TASK PROMPT
Only lines holding "Board" are wanted; copy each of them from the records below.

[DATA PROVIDED — start]

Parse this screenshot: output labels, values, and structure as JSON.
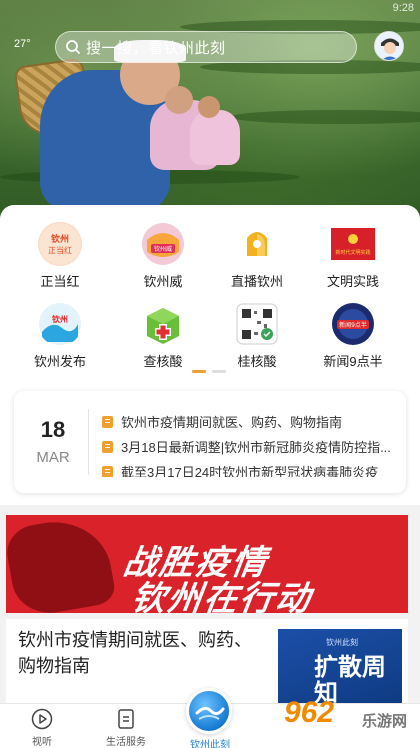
{
  "status": {
    "weather": "27°",
    "corner_watermark": "9:28"
  },
  "search": {
    "placeholder": "搜一搜，看钦州此刻"
  },
  "grid": [
    {
      "label": "正当红",
      "icon": "zhengdanghong-icon",
      "badge": "钦州 正当红",
      "color": "#f07a2a"
    },
    {
      "label": "钦州威",
      "icon": "qinzhouwei-icon",
      "badge": "钦州威",
      "color": "#e04a6a"
    },
    {
      "label": "直播钦州",
      "icon": "live-icon",
      "badge": "",
      "color": "#f2b21f"
    },
    {
      "label": "文明实践",
      "icon": "civilization-icon",
      "badge": "新时代文明实践",
      "color": "#d8202a"
    },
    {
      "label": "钦州发布",
      "icon": "publish-icon",
      "badge": "钦州发布",
      "color": "#2aa7e0"
    },
    {
      "label": "查核酸",
      "icon": "medical-kit-icon",
      "badge": "",
      "color": "#6abf3a"
    },
    {
      "label": "桂核酸",
      "icon": "qr-code-icon",
      "badge": "",
      "color": "#3aa35a"
    },
    {
      "label": "新闻9点半",
      "icon": "news-icon",
      "badge": "新闻9点半",
      "color": "#1c2b6e"
    }
  ],
  "ticker": {
    "day": "18",
    "month": "MAR",
    "items": [
      "钦州市疫情期间就医、购药、购物指南",
      "3月18日最新调整|钦州市新冠肺炎疫情防控指...",
      "截至3月17日24时钦州市新型冠状病毒肺炎疫"
    ]
  },
  "banner": {
    "line1": "战胜疫情",
    "line2": "钦州在行动"
  },
  "article": {
    "title": "钦州市疫情期间就医、购药、购物指南",
    "thumb_text": "扩散周知",
    "thumb_small": "钦州此刻"
  },
  "nav": {
    "items": [
      {
        "label": "视听",
        "icon": "play-icon"
      },
      {
        "label": "生活服务",
        "icon": "service-icon"
      },
      {
        "label": "钦州此刻",
        "icon": "globe-icon"
      }
    ]
  },
  "watermark": {
    "num": "962",
    "cn": "乐游网"
  }
}
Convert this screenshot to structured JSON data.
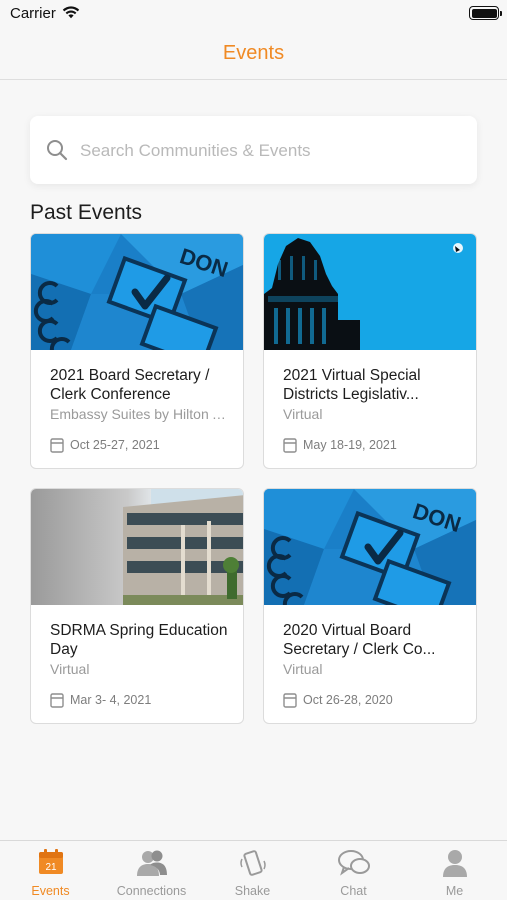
{
  "status_bar": {
    "carrier": "Carrier"
  },
  "nav": {
    "title": "Events"
  },
  "search": {
    "placeholder": "Search Communities & Events"
  },
  "section": {
    "title": "Past Events"
  },
  "events": [
    {
      "title": "2021 Board Secretary / Clerk Conference",
      "venue": "Embassy Suites by Hilton A...",
      "date": "Oct 25-27, 2021",
      "image": "checkbox-artwork"
    },
    {
      "title": "2021 Virtual Special Districts Legislativ...",
      "venue": "Virtual",
      "date": "May 18-19, 2021",
      "image": "capitol-dome"
    },
    {
      "title": "SDRMA Spring Education Day",
      "venue": "Virtual",
      "date": "Mar 3- 4, 2021",
      "image": "office-building"
    },
    {
      "title": "2020 Virtual Board Secretary / Clerk Co...",
      "venue": "Virtual",
      "date": "Oct 26-28, 2020",
      "image": "checkbox-artwork"
    }
  ],
  "tabs": [
    {
      "label": "Events",
      "icon": "calendar-icon",
      "badge": "21",
      "active": true
    },
    {
      "label": "Connections",
      "icon": "people-icon",
      "active": false
    },
    {
      "label": "Shake",
      "icon": "phone-shake-icon",
      "active": false
    },
    {
      "label": "Chat",
      "icon": "chat-bubbles-icon",
      "active": false
    },
    {
      "label": "Me",
      "icon": "person-icon",
      "active": false
    }
  ],
  "colors": {
    "accent": "#f08a24",
    "background": "#f7f7f7",
    "card": "#ffffff",
    "image_blue": "#1c8fd6",
    "sky_blue": "#14a3e4"
  }
}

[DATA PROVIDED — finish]

SOLUTION
      "title": "2021 Board Secretary / Clerk Conference",
      "title": "2020 Virtual Board Secretary / Clerk Co...",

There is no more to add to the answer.